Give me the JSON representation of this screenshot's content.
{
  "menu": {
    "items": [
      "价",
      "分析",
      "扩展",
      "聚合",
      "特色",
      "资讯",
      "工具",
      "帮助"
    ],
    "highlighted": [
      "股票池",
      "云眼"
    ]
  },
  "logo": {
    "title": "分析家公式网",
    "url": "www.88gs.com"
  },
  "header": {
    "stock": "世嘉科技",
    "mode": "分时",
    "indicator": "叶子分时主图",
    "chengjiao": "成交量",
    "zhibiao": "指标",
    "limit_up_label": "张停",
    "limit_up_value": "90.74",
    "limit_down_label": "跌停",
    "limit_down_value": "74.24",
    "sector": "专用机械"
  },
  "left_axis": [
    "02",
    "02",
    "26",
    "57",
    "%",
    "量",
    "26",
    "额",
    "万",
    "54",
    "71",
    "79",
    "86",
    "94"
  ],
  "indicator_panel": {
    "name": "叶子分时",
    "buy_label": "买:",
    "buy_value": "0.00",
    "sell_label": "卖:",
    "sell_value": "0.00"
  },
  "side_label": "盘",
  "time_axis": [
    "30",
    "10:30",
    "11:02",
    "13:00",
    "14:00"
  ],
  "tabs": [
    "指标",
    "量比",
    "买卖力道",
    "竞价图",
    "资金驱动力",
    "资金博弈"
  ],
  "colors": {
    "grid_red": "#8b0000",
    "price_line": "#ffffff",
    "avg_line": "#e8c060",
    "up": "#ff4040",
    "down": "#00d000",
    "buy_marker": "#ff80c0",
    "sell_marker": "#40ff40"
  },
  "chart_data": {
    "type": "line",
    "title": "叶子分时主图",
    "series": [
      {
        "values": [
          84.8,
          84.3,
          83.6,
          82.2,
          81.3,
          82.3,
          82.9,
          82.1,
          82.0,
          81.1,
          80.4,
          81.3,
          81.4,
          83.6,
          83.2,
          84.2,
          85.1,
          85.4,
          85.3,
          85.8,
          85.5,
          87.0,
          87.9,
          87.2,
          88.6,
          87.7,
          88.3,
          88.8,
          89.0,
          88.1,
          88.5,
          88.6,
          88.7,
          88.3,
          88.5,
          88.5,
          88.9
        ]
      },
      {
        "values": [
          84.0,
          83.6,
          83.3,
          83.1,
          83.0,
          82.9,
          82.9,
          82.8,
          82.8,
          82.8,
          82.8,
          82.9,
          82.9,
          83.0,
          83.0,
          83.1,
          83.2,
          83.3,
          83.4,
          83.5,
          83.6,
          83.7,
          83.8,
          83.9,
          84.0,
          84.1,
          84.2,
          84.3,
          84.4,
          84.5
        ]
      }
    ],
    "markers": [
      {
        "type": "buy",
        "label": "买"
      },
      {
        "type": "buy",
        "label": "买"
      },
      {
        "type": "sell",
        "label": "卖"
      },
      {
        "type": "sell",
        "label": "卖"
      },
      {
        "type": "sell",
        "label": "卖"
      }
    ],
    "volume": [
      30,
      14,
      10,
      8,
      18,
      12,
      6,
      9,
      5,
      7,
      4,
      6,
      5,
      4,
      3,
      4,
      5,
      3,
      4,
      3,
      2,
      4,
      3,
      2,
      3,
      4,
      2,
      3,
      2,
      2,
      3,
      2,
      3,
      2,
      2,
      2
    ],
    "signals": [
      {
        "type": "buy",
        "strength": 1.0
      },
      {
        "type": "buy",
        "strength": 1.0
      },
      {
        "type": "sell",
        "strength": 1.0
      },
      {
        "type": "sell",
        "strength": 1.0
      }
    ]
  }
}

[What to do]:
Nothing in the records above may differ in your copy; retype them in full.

[The completed task]:
Give me the JSON representation of this screenshot's content.
{
  "menu": {
    "items": [
      "价",
      "分析",
      "扩展",
      "聚合",
      "特色",
      "资讯",
      "工具",
      "帮助"
    ],
    "highlighted": [
      "股票池",
      "云眼"
    ]
  },
  "logo": {
    "title": "分析家公式网",
    "url": "www.88gs.com"
  },
  "header": {
    "stock": "世嘉科技",
    "mode": "分时",
    "indicator": "叶子分时主图",
    "chengjiao": "成交量",
    "zhibiao": "指标",
    "limit_up_label": "张停",
    "limit_up_value": "90.74",
    "limit_down_label": "跌停",
    "limit_down_value": "74.24",
    "sector": "专用机械"
  },
  "left_axis": [
    "02",
    "02",
    "26",
    "57",
    "%",
    "量",
    "26",
    "额",
    "万",
    "54",
    "71",
    "79",
    "86",
    "94"
  ],
  "indicator_panel": {
    "name": "叶子分时",
    "buy_label": "买:",
    "buy_value": "0.00",
    "sell_label": "卖:",
    "sell_value": "0.00"
  },
  "side_label": "盘",
  "time_axis": [
    "30",
    "10:30",
    "11:02",
    "13:00",
    "14:00"
  ],
  "tabs": [
    "指标",
    "量比",
    "买卖力道",
    "竞价图",
    "资金驱动力",
    "资金博弈"
  ],
  "colors": {
    "grid_red": "#8b0000",
    "price_line": "#ffffff",
    "avg_line": "#e8c060",
    "up": "#ff4040",
    "down": "#00d000",
    "buy_marker": "#ff80c0",
    "sell_marker": "#40ff40"
  },
  "chart_data": {
    "type": "line",
    "title": "叶子分时主图",
    "series": [
      {
        "values": [
          84.8,
          84.3,
          83.6,
          82.2,
          81.3,
          82.3,
          82.9,
          82.1,
          82.0,
          81.1,
          80.4,
          81.3,
          81.4,
          83.6,
          83.2,
          84.2,
          85.1,
          85.4,
          85.3,
          85.8,
          85.5,
          87.0,
          87.9,
          87.2,
          88.6,
          87.7,
          88.3,
          88.8,
          89.0,
          88.1,
          88.5,
          88.6,
          88.7,
          88.3,
          88.5,
          88.5,
          88.9
        ]
      },
      {
        "values": [
          84.0,
          83.6,
          83.3,
          83.1,
          83.0,
          82.9,
          82.9,
          82.8,
          82.8,
          82.8,
          82.8,
          82.9,
          82.9,
          83.0,
          83.0,
          83.1,
          83.2,
          83.3,
          83.4,
          83.5,
          83.6,
          83.7,
          83.8,
          83.9,
          84.0,
          84.1,
          84.2,
          84.3,
          84.4,
          84.5
        ]
      }
    ],
    "markers": [
      {
        "type": "buy",
        "label": "买"
      },
      {
        "type": "buy",
        "label": "买"
      },
      {
        "type": "sell",
        "label": "卖"
      },
      {
        "type": "sell",
        "label": "卖"
      },
      {
        "type": "sell",
        "label": "卖"
      }
    ],
    "volume": [
      30,
      14,
      10,
      8,
      18,
      12,
      6,
      9,
      5,
      7,
      4,
      6,
      5,
      4,
      3,
      4,
      5,
      3,
      4,
      3,
      2,
      4,
      3,
      2,
      3,
      4,
      2,
      3,
      2,
      2,
      3,
      2,
      3,
      2,
      2,
      2
    ],
    "signals": [
      {
        "type": "buy",
        "strength": 1.0
      },
      {
        "type": "buy",
        "strength": 1.0
      },
      {
        "type": "sell",
        "strength": 1.0
      },
      {
        "type": "sell",
        "strength": 1.0
      }
    ]
  }
}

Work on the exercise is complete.